Two weeks ago, a contact from Ski de
Fond Quebec assured me there was ‘at least three feet’ of snow at
Foret Montmorency, and that the Quebec team was having a season kick-off
training camp this past weekend. Intrigued, yet slightly dubious,
Karl and I decided to put faith in our Quebec friends and leave Ottawa’s
blooming tulips for the barren-lands north of Quebec City.
Foret Montmorency is a magical place
well known to many skiers in Eastern Canada. The host of early-season
Eastern races year after year, it gets early snow and it gets late snow.
The trails are built on logging roads that follow river valleys and
traverse the steep hillsides of the eastern Laurentides. At 700 metres,
it is high for Eastern Canada.
15 minutes from the Foret, though, and
about 680 metres, the snow was nowhere to be found. I had forgotten

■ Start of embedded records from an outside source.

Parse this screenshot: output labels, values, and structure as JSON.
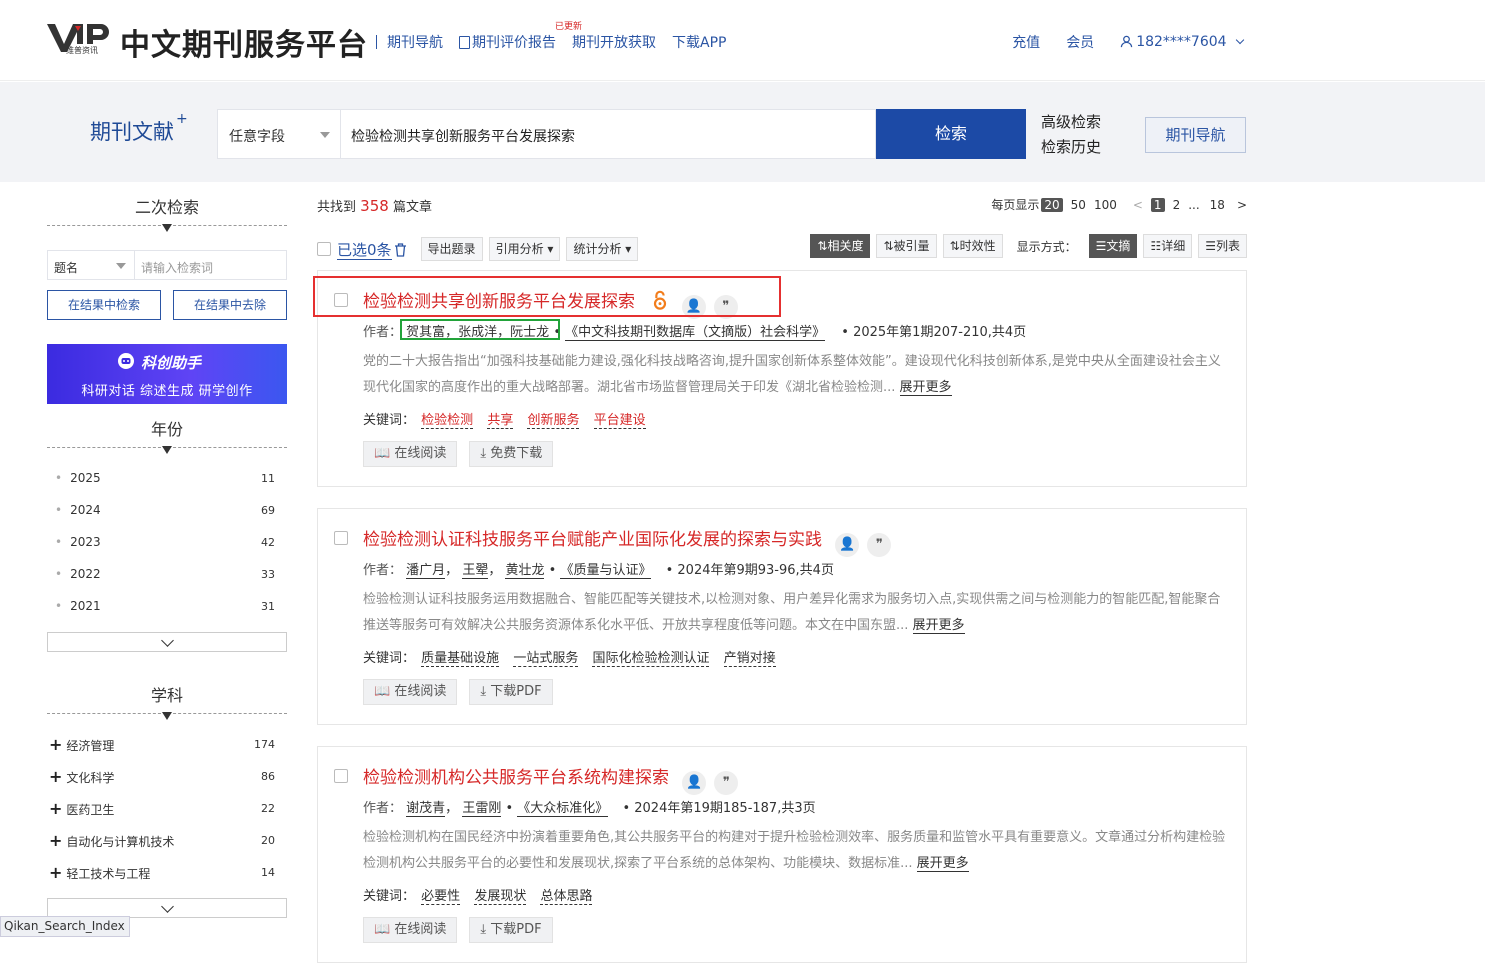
{
  "header": {
    "logo_text": "VIP",
    "logo_sub": "维普资讯",
    "site_title": "中文期刊服务平台",
    "nav": [
      "期刊导航",
      "期刊评价报告",
      "期刊开放获取",
      "下载APP"
    ],
    "new_tag": "已更新",
    "recharge": "充值",
    "member": "会员",
    "user": "182****7604"
  },
  "search": {
    "section_title": "期刊文献",
    "section_sup": "+",
    "field": "任意字段",
    "query": "检验检测共享创新服务平台发展探索",
    "button": "检索",
    "advanced": "高级检索",
    "history": "检索历史",
    "journal_nav": "期刊导航"
  },
  "sidebar": {
    "secondary_title": "二次检索",
    "sub_field": "题名",
    "sub_placeholder": "请输入检索词",
    "within_btn": "在结果中检索",
    "exclude_btn": "在结果中去除",
    "banner_title": "科创助手",
    "banner_sub": "科研对话   综述生成   研学创作",
    "year_title": "年份",
    "years": [
      {
        "label": "2025",
        "count": "11"
      },
      {
        "label": "2024",
        "count": "69"
      },
      {
        "label": "2023",
        "count": "42"
      },
      {
        "label": "2022",
        "count": "33"
      },
      {
        "label": "2021",
        "count": "31"
      }
    ],
    "subject_title": "学科",
    "subjects": [
      {
        "label": "经济管理",
        "count": "174"
      },
      {
        "label": "文化科学",
        "count": "86"
      },
      {
        "label": "医药卫生",
        "count": "22"
      },
      {
        "label": "自动化与计算机技术",
        "count": "20"
      },
      {
        "label": "轻工技术与工程",
        "count": "14"
      }
    ]
  },
  "results": {
    "found_prefix": "共找到",
    "found_count": "358",
    "found_suffix": "篇文章",
    "per_page_label": "每页显示",
    "per_page_options": [
      "20",
      "50",
      "100"
    ],
    "pages": [
      "<",
      "1",
      "2",
      "...",
      "18",
      ">"
    ],
    "selected": "已选0条",
    "export": "导出题录",
    "cite_analysis": "引用分析",
    "stat_analysis": "统计分析",
    "sort_relevance": "相关度",
    "sort_cited": "被引量",
    "sort_time": "时效性",
    "display_label": "显示方式：",
    "view_abstract": "文摘",
    "view_detail": "详细",
    "view_list": "列表",
    "author_label": "作者：",
    "keyword_label": "关键词：",
    "more": "展开更多",
    "read_online": "在线阅读",
    "free_download": "免费下载",
    "download_pdf": "下载PDF",
    "items": [
      {
        "title": "检验检测共享创新服务平台发展探索",
        "authors": "贺其富，张成洋，阮士龙",
        "journal": "《中文科技期刊数据库（文摘版）社会科学》",
        "issue": "2025年第1期207-210,共4页",
        "abstract": "党的二十大报告指出“加强科技基础能力建设,强化科技战略咨询,提升国家创新体系整体效能”。建设现代化科技创新体系,是党中央从全面建设社会主义现代化国家的高度作出的重大战略部署。湖北省市场监督管理局关于印发《湖北省检验检测...",
        "keywords": [
          "检验检测",
          "共享",
          "创新服务",
          "平台建设"
        ]
      },
      {
        "title": "检验检测认证科技服务平台赋能产业国际化发展的探索与实践",
        "authors": [
          "潘广月",
          "王翚",
          "黄壮龙"
        ],
        "journal": "《质量与认证》",
        "issue": "2024年第9期93-96,共4页",
        "abstract": "检验检测认证科技服务运用数据融合、智能匹配等关键技术,以检测对象、用户差异化需求为服务切入点,实现供需之间与检测能力的智能匹配,智能聚合推送等服务可有效解决公共服务资源体系化水平低、开放共享程度低等问题。本文在中国东盟...",
        "keywords": [
          "质量基础设施",
          "一站式服务",
          "国际化检验检测认证",
          "产销对接"
        ]
      },
      {
        "title": "检验检测机构公共服务平台系统构建探索",
        "authors": [
          "谢茂青",
          "王雷刚"
        ],
        "journal": "《大众标准化》",
        "issue": "2024年第19期185-187,共3页",
        "abstract": "检验检测机构在国民经济中扮演着重要角色,其公共服务平台的构建对于提升检验检测效率、服务质量和监管水平具有重要意义。文章通过分析构建检验检测机构公共服务平台的必要性和发展现状,探索了平台系统的总体架构、功能模块、数据标准...",
        "keywords": [
          "必要性",
          "发展现状",
          "总体思路"
        ]
      }
    ]
  },
  "status_tag": "Qikan_Search_Index",
  "colors": {
    "primary": "#1c4aa6",
    "link": "#2b55a4",
    "highlight": "#d62828",
    "red_box": "#e53030",
    "green_box": "#22a33a"
  }
}
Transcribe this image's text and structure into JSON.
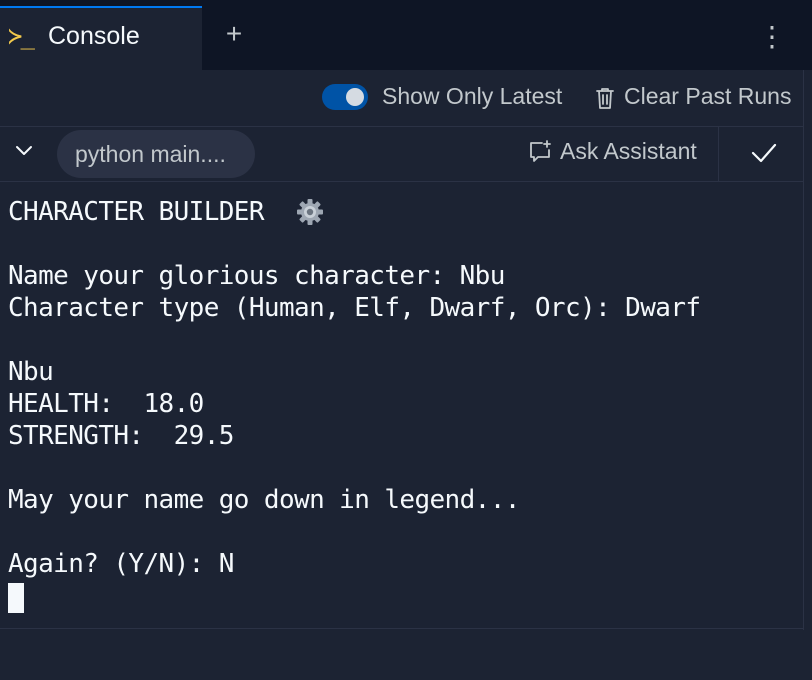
{
  "tabs": {
    "active": {
      "icon": "terminal-prompt-icon",
      "prompt_glyph": "≻_",
      "label": "Console"
    },
    "add_glyph": "+",
    "more_glyph": "⋮"
  },
  "toolbar": {
    "show_only_latest": {
      "label": "Show Only Latest",
      "enabled": true
    },
    "clear_past_runs": {
      "icon": "trash-icon",
      "label": "Clear Past Runs"
    }
  },
  "run": {
    "command": "python main....",
    "ask_assistant": {
      "icon": "chat-sparkle-icon",
      "label": "Ask Assistant"
    },
    "status_icon": "check-icon"
  },
  "console": {
    "lines": [
      "CHARACTER BUILDER",
      "Name your glorious character: Nbu",
      "Character type (Human, Elf, Dwarf, Orc): Dwarf",
      "Nbu",
      "HEALTH:  18.0",
      "STRENGTH:  29.5",
      "May your name go down in legend...",
      "Again? (Y/N): N"
    ],
    "title_emoji": "gear-icon"
  },
  "colors": {
    "background": "#1c2333",
    "tabbar": "#0e1525",
    "accent": "#0079f2",
    "toggle": "#0053a6",
    "text": "#f5f9fc",
    "muted": "#c2c8cc"
  }
}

my running shoes, and the conversation revolved around what I would
do if there was no snow and I had no running shoes. The forestry school
campus that hosts skiers is the perfect place for a training camp: nothing
to do but eat, sleep and ski – which, if there is no snow, leaves
lots of free time.
However, our Quebec contact was quite
correct- at the magical kilometer cent-trois (one-oh-three), the turn-in
to Foret Montmorency, there was snow- lots of it. We checked in, picked
up our key, and went to bed, dreams full of nicely groomed spring skiing
and brilliant sunshine. The next morning, full of hearty Quebec
food, we headed out into a steady rain, to find lots of snow, but no
grooming. In many places, there was about three feet of snow-
in exposed areas, only a couple of inches. We skied with the Quebec
team Saturday morning, who took us right to the top of the massive climb.
We then explored the river valley trails and headed in for lunch, wet,
tired, but content with getting on solid snow. The afternoon was more
of the same- classic instead of skate, but steady rain. After a solid
5 hour day of slow (really slow) skiing, we turned in, ate some great
roast beef, watched some Giro d’Italia with our Quebec friends, and
The next morning dawned sunny, and we
headed out with a plan: to ski as far as we could towards Camp Mercier,
the next stop south on the Highway. We didn’t quite make it, but we
did get to a really cool snow-covered valley which offered all sorts
of good skiing promise, if we didn’t have to turn back for lunch.
A short classic ski after lunch and we headed home.
Overall, a great weekend of skiing, and a good way to get the ball rolling for the dryland training season. The conversation on the way home centred around training plans for the coming year, and the philosophical question of whether we came to ski this weekend because of the novelty, or because of the real training value. The conclusion was that they’re not mutually exclusive.